↓

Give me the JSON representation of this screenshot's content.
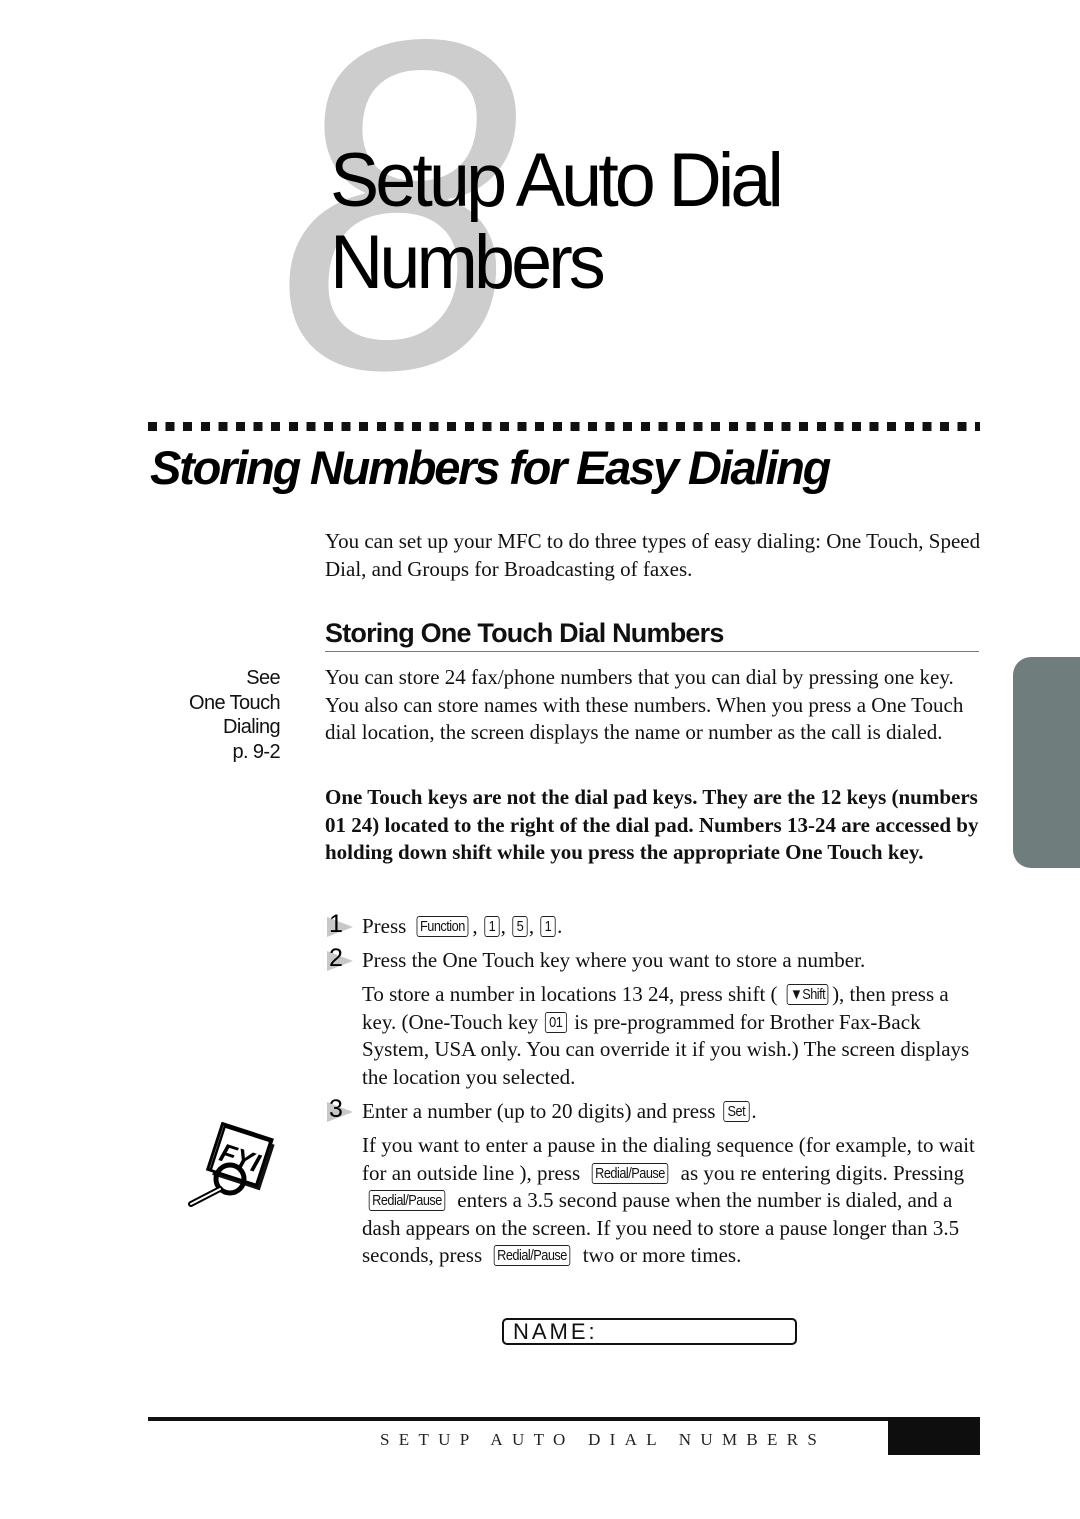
{
  "chapter": {
    "number": "8",
    "title_line1": "Setup Auto Dial",
    "title_line2": "Numbers"
  },
  "section": {
    "title": "Storing Numbers for Easy Dialing",
    "intro": "You can set up your MFC to do three types of easy dialing: One Touch, Speed Dial, and Groups for Broadcasting of faxes."
  },
  "subsection": {
    "title": "Storing One Touch Dial Numbers",
    "sidenote": [
      "See",
      "One Touch",
      "Dialing",
      "p. 9-2"
    ],
    "para1": "You can store 24 fax/phone numbers that you can dial by pressing one key. You also can store names with these numbers. When you press a One Touch dial location, the screen displays the name or number as the call is dialed.",
    "para_bold": "One Touch keys are not the dial pad keys. They are the 12 keys (numbers 01 24) located to the right of the dial pad. Numbers 13-24 are accessed by holding down shift while you press the appropriate One Touch key."
  },
  "steps": [
    {
      "number": "1",
      "text_before": "Press ",
      "keys": [
        "Function",
        "1",
        "5",
        "1"
      ],
      "text_after": "."
    },
    {
      "number": "2",
      "text": "Press the One Touch key where you want to store a number.",
      "sub": {
        "part1": "To store a number in locations 13 24, press shift ( ",
        "shift_key": "▼Shift",
        "part2": "), then press a key. (One-Touch key ",
        "key_01": "01",
        "part3": " is pre-programmed for Brother Fax-Back System, USA only. You can override it if you wish.) The screen displays the location you selected."
      }
    },
    {
      "number": "3",
      "text_before": "Enter a number (up to 20 digits) and press ",
      "key": "Set",
      "text_after": ".",
      "sub": {
        "part1": "If you want to enter a pause in the dialing sequence (for example, to wait for an  outside line ), press ",
        "key1": "Redial/Pause",
        "part2": " as you re entering digits. Pressing ",
        "key2": "Redial/Pause",
        "part3": " enters a 3.5 second pause when the number is dialed, and a dash appears on the screen. If you need to store a pause longer than 3.5 seconds, press ",
        "key3": "Redial/Pause",
        "part4": " two or more times."
      }
    }
  ],
  "fyi_icon": {
    "label": "FYI"
  },
  "lcd": {
    "text": "NAME:"
  },
  "footer": {
    "running_title": "SETUP AUTO DIAL NUMBERS"
  },
  "colors": {
    "side_tab": "#6f7e7d",
    "chapter_number": "#cdcdcd"
  }
}
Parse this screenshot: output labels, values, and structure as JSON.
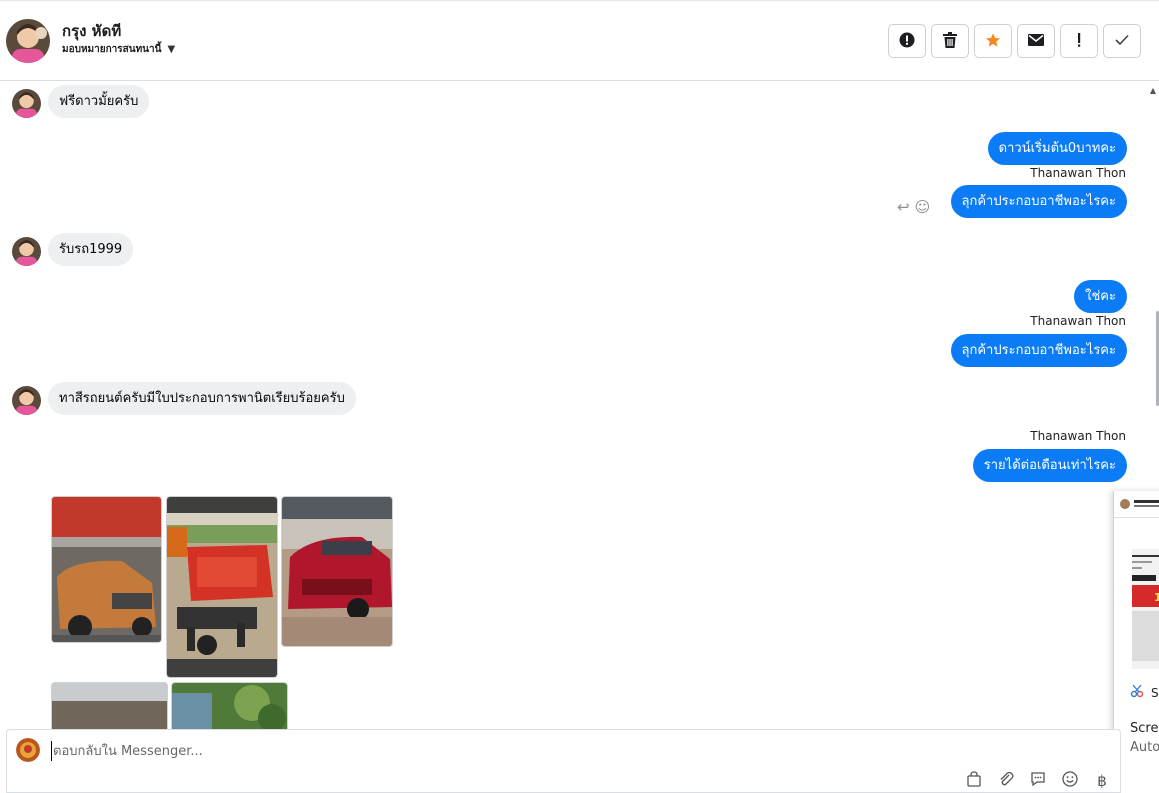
{
  "contact": {
    "name": "กรุง หัดที",
    "assign_label": "มอบหมายการสนทนานี้"
  },
  "toolbar": {
    "buttons": [
      {
        "icon": "alert-circle-icon",
        "glyph": "!"
      },
      {
        "icon": "trash-icon",
        "glyph": "🗑"
      },
      {
        "icon": "star-icon",
        "glyph": "★"
      },
      {
        "icon": "envelope-icon",
        "glyph": "✉"
      },
      {
        "icon": "exclamation-icon",
        "glyph": "!"
      },
      {
        "icon": "check-icon",
        "glyph": "✓"
      }
    ]
  },
  "messages": {
    "m1": "ฟรีดาวมั้ยครับ",
    "m2": "ดาวน์เริ่มต้น0บาทคะ",
    "m3_sender": "Thanawan Thon",
    "m3": "ลุกค้าประกอบอาชีพอะไรคะ",
    "m4": "รับรถ1999",
    "m5": "ใช่คะ",
    "m6_sender": "Thanawan Thon",
    "m6": "ลุกค้าประกอบอาชีพอะไรคะ",
    "m7": "ทาสีรถยนต์ครับมีใบประกอบการพานิตเรียบร้อยครับ",
    "m8_sender": "Thanawan Thon",
    "m8": "รายได้ต่อเดือนเท่าไรคะ"
  },
  "reactions": {
    "reply_glyph": "↩",
    "emoji_glyph": "☺"
  },
  "popup": {
    "tool_label": "S",
    "title": "Scree",
    "subtitle": "Auto"
  },
  "composer": {
    "placeholder": "ตอบกลับใน Messenger...",
    "currency_glyph": "฿"
  },
  "colors": {
    "outgoing_bubble": "#0b7cf5",
    "incoming_bubble": "#eeeff1",
    "star": "#f5871f"
  }
}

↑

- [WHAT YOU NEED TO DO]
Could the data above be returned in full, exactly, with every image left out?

- [TASK OUTPUT]
Give me the JSON representation of this screenshot's content.
{
  "chapter": {
    "number": "8",
    "title_line1": "Setup Auto Dial",
    "title_line2": "Numbers"
  },
  "section": {
    "title": "Storing Numbers for Easy Dialing",
    "intro": "You can set up your MFC to do three types of easy dialing: One Touch, Speed Dial, and Groups for Broadcasting of faxes."
  },
  "subsection": {
    "title": "Storing One Touch Dial Numbers",
    "sidenote": [
      "See",
      "One Touch",
      "Dialing",
      "p. 9-2"
    ],
    "para1": "You can store 24 fax/phone numbers that you can dial by pressing one key. You also can store names with these numbers. When you press a One Touch dial location, the screen displays the name or number as the call is dialed.",
    "para_bold": "One Touch keys are not the dial pad keys. They are the 12 keys (numbers 01 24) located to the right of the dial pad. Numbers 13-24 are accessed by holding down shift while you press the appropriate One Touch key."
  },
  "steps": [
    {
      "number": "1",
      "text_before": "Press ",
      "keys": [
        "Function",
        "1",
        "5",
        "1"
      ],
      "text_after": "."
    },
    {
      "number": "2",
      "text": "Press the One Touch key where you want to store a number.",
      "sub": {
        "part1": "To store a number in locations 13 24, press shift ( ",
        "shift_key": "▼Shift",
        "part2": "), then press a key. (One-Touch key ",
        "key_01": "01",
        "part3": " is pre-programmed for Brother Fax-Back System, USA only. You can override it if you wish.) The screen displays the location you selected."
      }
    },
    {
      "number": "3",
      "text_before": "Enter a number (up to 20 digits) and press ",
      "key": "Set",
      "text_after": ".",
      "sub": {
        "part1": "If you want to enter a pause in the dialing sequence (for example, to wait for an  outside line ), press ",
        "key1": "Redial/Pause",
        "part2": " as you re entering digits. Pressing ",
        "key2": "Redial/Pause",
        "part3": " enters a 3.5 second pause when the number is dialed, and a dash appears on the screen. If you need to store a pause longer than 3.5 seconds, press ",
        "key3": "Redial/Pause",
        "part4": " two or more times."
      }
    }
  ],
  "fyi_icon": {
    "label": "FYI"
  },
  "lcd": {
    "text": "NAME:"
  },
  "footer": {
    "running_title": "SETUP AUTO DIAL NUMBERS"
  },
  "colors": {
    "side_tab": "#6f7e7d",
    "chapter_number": "#cdcdcd"
  }
}
Parse this screenshot: output labels, values, and structure as JSON.
{
  "contact": {
    "name": "กรุง หัดที",
    "assign_label": "มอบหมายการสนทนานี้"
  },
  "toolbar": {
    "buttons": [
      {
        "icon": "alert-circle-icon",
        "glyph": "!"
      },
      {
        "icon": "trash-icon",
        "glyph": "🗑"
      },
      {
        "icon": "star-icon",
        "glyph": "★"
      },
      {
        "icon": "envelope-icon",
        "glyph": "✉"
      },
      {
        "icon": "exclamation-icon",
        "glyph": "!"
      },
      {
        "icon": "check-icon",
        "glyph": "✓"
      }
    ]
  },
  "messages": {
    "m1": "ฟรีดาวมั้ยครับ",
    "m2": "ดาวน์เริ่มต้น0บาทคะ",
    "m3_sender": "Thanawan Thon",
    "m3": "ลุกค้าประกอบอาชีพอะไรคะ",
    "m4": "รับรถ1999",
    "m5": "ใช่คะ",
    "m6_sender": "Thanawan Thon",
    "m6": "ลุกค้าประกอบอาชีพอะไรคะ",
    "m7": "ทาสีรถยนต์ครับมีใบประกอบการพานิตเรียบร้อยครับ",
    "m8_sender": "Thanawan Thon",
    "m8": "รายได้ต่อเดือนเท่าไรคะ"
  },
  "reactions": {
    "reply_glyph": "↩",
    "emoji_glyph": "☺"
  },
  "popup": {
    "tool_label": "S",
    "title": "Scree",
    "subtitle": "Auto"
  },
  "composer": {
    "placeholder": "ตอบกลับใน Messenger...",
    "currency_glyph": "฿"
  },
  "colors": {
    "outgoing_bubble": "#0b7cf5",
    "incoming_bubble": "#eeeff1",
    "star": "#f5871f"
  }
}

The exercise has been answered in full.